The records that follow are to be printed exactly, with no images.

BEGIN

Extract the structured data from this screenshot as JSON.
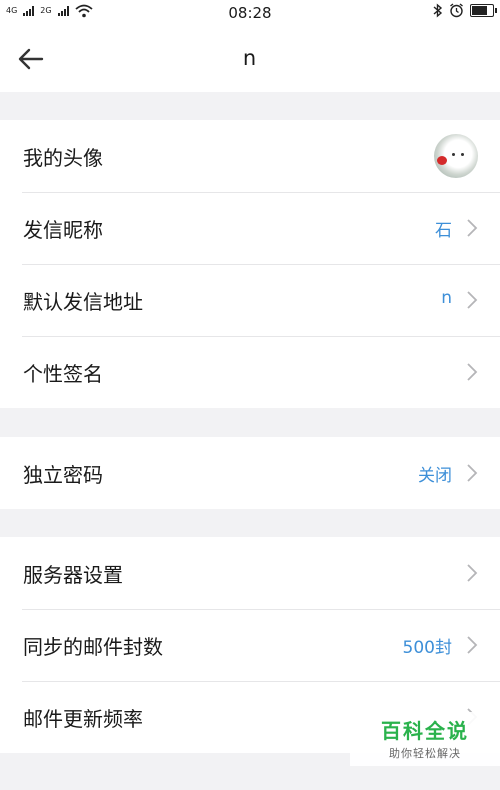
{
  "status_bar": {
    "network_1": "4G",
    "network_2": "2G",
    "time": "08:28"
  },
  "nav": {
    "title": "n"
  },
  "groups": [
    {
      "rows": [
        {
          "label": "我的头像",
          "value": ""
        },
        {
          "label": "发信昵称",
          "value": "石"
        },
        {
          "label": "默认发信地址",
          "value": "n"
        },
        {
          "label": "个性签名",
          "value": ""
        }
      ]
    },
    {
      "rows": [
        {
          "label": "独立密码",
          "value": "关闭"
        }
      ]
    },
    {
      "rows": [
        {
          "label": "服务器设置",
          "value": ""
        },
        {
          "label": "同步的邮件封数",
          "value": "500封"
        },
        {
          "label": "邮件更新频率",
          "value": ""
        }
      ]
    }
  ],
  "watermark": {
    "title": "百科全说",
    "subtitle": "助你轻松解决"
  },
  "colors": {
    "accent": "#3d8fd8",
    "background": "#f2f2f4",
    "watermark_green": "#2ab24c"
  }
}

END

▸ **Answer section**:
Extract the structured data from this screenshot as JSON.
{
  "status_bar": {
    "network_1": "4G",
    "network_2": "2G",
    "time": "08:28"
  },
  "nav": {
    "title": "n"
  },
  "groups": [
    {
      "rows": [
        {
          "label": "我的头像",
          "value": ""
        },
        {
          "label": "发信昵称",
          "value": "石"
        },
        {
          "label": "默认发信地址",
          "value": "n"
        },
        {
          "label": "个性签名",
          "value": ""
        }
      ]
    },
    {
      "rows": [
        {
          "label": "独立密码",
          "value": "关闭"
        }
      ]
    },
    {
      "rows": [
        {
          "label": "服务器设置",
          "value": ""
        },
        {
          "label": "同步的邮件封数",
          "value": "500封"
        },
        {
          "label": "邮件更新频率",
          "value": ""
        }
      ]
    }
  ],
  "watermark": {
    "title": "百科全说",
    "subtitle": "助你轻松解决"
  },
  "colors": {
    "accent": "#3d8fd8",
    "background": "#f2f2f4",
    "watermark_green": "#2ab24c"
  }
}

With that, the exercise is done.